*Given data*:
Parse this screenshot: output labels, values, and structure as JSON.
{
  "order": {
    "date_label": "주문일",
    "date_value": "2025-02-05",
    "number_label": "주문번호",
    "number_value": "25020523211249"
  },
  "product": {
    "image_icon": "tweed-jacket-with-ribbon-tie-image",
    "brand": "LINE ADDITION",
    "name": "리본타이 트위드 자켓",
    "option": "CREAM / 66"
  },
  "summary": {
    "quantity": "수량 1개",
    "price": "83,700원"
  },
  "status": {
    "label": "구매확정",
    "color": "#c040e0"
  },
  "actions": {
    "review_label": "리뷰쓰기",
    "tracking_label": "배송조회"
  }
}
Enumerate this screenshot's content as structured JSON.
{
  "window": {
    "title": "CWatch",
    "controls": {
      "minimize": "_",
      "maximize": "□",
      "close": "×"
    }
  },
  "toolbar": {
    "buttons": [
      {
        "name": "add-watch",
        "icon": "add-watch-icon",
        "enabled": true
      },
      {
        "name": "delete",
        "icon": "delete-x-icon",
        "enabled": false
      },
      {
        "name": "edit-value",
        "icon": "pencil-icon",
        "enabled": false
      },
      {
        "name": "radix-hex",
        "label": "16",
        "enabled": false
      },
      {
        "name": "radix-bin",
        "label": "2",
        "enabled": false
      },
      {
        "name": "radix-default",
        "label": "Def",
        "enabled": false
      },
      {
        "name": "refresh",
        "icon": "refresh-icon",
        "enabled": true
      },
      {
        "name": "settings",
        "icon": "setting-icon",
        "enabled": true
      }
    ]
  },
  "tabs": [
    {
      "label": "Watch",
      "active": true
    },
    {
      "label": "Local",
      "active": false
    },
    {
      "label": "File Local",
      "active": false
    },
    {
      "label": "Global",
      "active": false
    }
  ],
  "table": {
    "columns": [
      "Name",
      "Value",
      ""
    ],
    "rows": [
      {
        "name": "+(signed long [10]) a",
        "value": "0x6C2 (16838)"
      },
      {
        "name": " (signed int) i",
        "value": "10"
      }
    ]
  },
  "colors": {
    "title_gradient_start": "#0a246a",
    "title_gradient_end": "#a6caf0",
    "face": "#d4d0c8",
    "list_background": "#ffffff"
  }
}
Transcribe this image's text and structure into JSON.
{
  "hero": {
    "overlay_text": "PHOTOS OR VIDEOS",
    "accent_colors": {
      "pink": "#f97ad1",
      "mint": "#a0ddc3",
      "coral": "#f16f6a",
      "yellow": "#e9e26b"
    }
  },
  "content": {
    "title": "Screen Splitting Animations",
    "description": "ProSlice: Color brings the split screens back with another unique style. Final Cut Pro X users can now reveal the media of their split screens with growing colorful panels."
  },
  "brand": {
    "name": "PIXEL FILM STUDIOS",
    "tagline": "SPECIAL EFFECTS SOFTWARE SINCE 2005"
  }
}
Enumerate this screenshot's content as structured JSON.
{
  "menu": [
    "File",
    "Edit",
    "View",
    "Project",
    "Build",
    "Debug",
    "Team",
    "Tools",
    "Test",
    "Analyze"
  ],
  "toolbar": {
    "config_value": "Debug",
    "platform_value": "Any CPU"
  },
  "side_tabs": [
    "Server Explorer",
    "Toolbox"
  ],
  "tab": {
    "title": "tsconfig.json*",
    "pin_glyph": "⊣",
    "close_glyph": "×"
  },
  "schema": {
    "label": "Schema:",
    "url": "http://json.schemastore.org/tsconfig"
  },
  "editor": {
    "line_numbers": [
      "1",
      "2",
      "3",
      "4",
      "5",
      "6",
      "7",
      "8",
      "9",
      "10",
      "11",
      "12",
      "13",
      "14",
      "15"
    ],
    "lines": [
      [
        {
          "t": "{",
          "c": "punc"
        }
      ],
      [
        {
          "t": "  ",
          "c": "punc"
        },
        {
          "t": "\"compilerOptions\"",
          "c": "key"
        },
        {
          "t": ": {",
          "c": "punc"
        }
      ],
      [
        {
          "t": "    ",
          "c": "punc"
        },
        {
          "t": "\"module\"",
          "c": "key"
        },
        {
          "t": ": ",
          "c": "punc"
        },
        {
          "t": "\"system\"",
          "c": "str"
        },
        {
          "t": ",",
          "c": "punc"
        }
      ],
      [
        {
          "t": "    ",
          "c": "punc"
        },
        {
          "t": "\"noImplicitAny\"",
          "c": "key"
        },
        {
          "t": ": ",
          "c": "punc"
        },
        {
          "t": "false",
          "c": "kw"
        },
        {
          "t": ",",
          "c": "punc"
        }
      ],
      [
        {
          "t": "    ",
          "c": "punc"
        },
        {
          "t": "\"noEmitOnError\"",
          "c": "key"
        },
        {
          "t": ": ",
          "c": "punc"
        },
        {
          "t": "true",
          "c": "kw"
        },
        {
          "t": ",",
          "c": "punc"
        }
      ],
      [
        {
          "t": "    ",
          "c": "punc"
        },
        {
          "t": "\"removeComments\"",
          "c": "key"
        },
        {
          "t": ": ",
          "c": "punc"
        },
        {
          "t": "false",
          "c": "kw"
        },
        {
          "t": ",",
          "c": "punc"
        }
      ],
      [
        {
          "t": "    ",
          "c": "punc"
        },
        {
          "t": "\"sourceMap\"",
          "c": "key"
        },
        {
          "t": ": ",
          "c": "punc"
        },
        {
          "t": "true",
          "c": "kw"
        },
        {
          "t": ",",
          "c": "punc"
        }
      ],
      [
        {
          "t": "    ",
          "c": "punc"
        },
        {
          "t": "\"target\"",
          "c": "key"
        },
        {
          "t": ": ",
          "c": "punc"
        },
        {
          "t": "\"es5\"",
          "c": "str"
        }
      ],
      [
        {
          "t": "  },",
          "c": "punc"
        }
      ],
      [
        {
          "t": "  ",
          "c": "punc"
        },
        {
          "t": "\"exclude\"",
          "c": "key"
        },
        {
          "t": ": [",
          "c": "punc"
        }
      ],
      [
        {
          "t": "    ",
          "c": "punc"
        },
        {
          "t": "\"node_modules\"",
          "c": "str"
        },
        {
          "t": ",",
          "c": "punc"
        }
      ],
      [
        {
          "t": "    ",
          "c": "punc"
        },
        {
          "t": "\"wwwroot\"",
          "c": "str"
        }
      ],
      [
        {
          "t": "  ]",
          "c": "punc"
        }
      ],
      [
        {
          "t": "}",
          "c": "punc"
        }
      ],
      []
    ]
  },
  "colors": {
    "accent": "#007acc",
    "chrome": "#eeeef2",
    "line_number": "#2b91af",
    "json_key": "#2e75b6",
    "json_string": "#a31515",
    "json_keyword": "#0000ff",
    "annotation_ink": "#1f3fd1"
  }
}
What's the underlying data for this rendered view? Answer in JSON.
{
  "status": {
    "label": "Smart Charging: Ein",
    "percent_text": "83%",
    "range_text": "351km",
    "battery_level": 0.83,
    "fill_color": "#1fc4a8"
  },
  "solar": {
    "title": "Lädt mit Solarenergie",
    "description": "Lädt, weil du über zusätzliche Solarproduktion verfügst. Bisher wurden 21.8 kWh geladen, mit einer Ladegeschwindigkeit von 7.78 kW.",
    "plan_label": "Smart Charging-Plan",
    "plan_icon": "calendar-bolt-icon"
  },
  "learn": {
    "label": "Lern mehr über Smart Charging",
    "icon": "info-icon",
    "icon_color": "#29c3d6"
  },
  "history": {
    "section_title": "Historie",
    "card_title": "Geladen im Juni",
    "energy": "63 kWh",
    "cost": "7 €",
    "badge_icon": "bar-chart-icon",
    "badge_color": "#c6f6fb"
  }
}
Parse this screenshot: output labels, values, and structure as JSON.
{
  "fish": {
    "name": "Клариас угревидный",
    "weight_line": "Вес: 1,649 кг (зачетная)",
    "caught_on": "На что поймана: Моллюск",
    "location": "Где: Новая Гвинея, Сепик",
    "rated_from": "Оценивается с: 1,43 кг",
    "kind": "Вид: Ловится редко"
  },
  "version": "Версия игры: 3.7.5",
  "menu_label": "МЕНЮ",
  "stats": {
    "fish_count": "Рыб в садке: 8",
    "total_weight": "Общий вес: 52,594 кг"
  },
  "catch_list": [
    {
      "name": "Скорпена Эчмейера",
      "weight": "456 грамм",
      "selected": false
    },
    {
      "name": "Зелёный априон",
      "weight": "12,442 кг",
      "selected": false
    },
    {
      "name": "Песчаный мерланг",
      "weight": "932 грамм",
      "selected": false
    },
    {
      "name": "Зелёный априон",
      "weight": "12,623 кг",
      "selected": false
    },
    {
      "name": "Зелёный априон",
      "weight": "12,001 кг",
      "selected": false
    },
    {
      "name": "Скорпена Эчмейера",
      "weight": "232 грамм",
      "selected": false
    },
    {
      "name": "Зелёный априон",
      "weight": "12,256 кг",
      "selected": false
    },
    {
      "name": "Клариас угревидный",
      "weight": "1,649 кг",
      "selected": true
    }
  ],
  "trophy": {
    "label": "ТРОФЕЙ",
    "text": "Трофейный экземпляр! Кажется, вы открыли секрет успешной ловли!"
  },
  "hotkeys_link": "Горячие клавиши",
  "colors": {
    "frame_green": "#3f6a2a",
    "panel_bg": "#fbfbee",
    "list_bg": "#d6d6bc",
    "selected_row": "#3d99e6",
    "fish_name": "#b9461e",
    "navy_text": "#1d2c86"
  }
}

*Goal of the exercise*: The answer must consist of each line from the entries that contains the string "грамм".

*Solution*:
      "weight": "456 грамм",
      "weight": "932 грамм",
      "weight": "232 грамм",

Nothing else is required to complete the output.